------ RECORD SET ------
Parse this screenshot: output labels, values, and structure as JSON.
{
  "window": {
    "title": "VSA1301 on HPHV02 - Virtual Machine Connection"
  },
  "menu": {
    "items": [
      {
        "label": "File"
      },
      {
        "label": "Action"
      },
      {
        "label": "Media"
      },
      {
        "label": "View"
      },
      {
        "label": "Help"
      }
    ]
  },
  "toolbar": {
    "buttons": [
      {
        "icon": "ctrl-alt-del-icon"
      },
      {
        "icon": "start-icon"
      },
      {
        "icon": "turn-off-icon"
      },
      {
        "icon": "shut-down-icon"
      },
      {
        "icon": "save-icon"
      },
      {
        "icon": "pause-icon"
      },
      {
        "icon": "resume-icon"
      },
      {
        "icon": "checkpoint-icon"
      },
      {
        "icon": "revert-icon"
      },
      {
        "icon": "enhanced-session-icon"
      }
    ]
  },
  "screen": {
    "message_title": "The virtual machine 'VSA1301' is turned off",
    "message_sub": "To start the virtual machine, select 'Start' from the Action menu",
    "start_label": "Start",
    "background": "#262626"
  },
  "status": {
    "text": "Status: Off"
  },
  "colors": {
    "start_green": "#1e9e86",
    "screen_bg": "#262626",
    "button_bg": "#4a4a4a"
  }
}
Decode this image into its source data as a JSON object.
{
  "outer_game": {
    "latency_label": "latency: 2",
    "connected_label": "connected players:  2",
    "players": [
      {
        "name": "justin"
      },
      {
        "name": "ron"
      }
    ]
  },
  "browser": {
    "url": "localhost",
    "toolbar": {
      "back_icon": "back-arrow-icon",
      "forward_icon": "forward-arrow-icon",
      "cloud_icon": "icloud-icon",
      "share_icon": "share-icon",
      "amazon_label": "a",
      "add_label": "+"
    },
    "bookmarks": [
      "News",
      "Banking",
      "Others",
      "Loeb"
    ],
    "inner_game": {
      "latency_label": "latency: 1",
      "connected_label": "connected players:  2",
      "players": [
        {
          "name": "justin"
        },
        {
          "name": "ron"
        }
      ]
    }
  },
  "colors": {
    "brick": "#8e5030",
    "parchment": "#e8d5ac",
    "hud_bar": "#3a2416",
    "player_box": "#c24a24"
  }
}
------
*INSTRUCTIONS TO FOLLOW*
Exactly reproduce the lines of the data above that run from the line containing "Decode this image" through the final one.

*SOLUTION BELOW*
Decode this image into its source data as a JSON object.
{
  "outer_game": {
    "latency_label": "latency: 2",
    "connected_label": "connected players:  2",
    "players": [
      {
        "name": "justin"
      },
      {
        "name": "ron"
      }
    ]
  },
  "browser": {
    "url": "localhost",
    "toolbar": {
      "back_icon": "back-arrow-icon",
      "forward_icon": "forward-arrow-icon",
      "cloud_icon": "icloud-icon",
      "share_icon": "share-icon",
      "amazon_label": "a",
      "add_label": "+"
    },
    "bookmarks": [
      "News",
      "Banking",
      "Others",
      "Loeb"
    ],
    "inner_game": {
      "latency_label": "latency: 1",
      "connected_label": "connected players:  2",
      "players": [
        {
          "name": "justin"
        },
        {
          "name": "ron"
        }
      ]
    }
  },
  "colors": {
    "brick": "#8e5030",
    "parchment": "#e8d5ac",
    "hud_bar": "#3a2416",
    "player_box": "#c24a24"
  }
}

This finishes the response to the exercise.